a physician at Rome in the first century after Christ, who, according to Pliny (Plin.
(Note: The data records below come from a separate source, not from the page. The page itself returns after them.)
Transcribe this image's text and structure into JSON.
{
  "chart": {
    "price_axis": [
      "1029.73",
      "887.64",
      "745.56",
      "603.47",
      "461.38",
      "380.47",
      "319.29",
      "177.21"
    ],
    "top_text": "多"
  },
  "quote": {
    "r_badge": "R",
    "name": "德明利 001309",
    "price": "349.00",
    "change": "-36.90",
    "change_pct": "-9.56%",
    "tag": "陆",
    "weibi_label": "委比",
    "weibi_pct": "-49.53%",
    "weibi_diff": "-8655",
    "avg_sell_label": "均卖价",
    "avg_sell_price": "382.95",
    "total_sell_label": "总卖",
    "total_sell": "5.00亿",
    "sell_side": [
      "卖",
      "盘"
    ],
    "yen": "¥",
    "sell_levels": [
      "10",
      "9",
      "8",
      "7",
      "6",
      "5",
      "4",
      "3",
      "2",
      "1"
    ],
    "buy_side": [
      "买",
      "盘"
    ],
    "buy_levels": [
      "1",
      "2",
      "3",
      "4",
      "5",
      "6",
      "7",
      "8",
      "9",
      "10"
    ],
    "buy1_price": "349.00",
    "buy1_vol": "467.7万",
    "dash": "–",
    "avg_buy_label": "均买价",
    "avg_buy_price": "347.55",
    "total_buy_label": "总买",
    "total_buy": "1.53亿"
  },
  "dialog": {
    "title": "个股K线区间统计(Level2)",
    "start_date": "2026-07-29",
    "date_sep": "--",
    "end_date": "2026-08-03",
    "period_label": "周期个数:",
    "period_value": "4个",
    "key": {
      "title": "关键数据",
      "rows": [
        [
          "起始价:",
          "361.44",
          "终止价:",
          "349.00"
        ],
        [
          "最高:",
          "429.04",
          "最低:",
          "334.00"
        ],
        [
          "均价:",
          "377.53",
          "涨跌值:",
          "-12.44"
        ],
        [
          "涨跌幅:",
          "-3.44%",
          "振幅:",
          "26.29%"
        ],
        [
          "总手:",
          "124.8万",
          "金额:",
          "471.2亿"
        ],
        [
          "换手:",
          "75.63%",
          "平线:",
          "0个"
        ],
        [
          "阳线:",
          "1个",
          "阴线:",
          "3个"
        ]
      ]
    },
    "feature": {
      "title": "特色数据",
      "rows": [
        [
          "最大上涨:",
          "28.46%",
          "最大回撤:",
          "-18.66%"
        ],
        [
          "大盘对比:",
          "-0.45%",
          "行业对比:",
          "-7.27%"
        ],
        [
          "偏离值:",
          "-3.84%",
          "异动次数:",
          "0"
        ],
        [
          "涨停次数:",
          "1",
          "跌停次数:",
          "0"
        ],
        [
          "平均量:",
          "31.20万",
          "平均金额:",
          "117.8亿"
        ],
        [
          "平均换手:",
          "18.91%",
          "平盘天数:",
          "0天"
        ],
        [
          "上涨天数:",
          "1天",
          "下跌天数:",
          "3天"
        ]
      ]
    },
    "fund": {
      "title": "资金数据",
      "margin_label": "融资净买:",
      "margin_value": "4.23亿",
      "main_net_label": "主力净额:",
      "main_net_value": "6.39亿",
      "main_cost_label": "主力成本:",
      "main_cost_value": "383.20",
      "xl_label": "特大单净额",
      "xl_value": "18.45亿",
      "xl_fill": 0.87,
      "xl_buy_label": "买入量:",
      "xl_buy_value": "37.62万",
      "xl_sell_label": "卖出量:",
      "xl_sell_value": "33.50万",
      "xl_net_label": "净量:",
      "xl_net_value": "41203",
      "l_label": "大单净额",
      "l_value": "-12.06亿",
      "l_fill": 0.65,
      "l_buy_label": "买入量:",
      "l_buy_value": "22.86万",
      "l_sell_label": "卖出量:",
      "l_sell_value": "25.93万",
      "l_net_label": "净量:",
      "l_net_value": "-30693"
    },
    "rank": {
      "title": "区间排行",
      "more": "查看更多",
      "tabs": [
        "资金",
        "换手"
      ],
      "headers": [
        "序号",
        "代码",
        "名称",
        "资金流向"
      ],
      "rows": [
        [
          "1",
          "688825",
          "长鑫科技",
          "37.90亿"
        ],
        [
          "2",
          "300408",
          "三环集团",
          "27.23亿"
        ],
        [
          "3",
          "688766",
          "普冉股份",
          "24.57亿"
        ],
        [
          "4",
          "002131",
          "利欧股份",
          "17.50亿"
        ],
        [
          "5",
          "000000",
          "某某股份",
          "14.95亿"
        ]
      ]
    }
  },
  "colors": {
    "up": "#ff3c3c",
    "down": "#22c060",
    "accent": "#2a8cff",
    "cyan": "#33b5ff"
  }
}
Nat. 29.5
), made it a favour that he was content to receive from the emperor five hundred thousand sesterces per annum (or rather more than four thousand four hundred pounds), as he might have made six hundred thousand sesterces (or rather more than five thousand three hundred pounds), by his private practice.
He and his brother, who received the same annual income from the emperor Claudius, left between them at their death, notwithstanding large sums that they had spent in beautifying the city of Naples, the sum of thirty millions of sesterces, or rather more than two hundred and sixty-five thousand six hundred pounds.
As these sums are considered by Pliny to be very large, they may serve to give us some idea of the fortunes made at Rome by the chief physicians about the beginning of the empire. (Penny Cyclopaedia.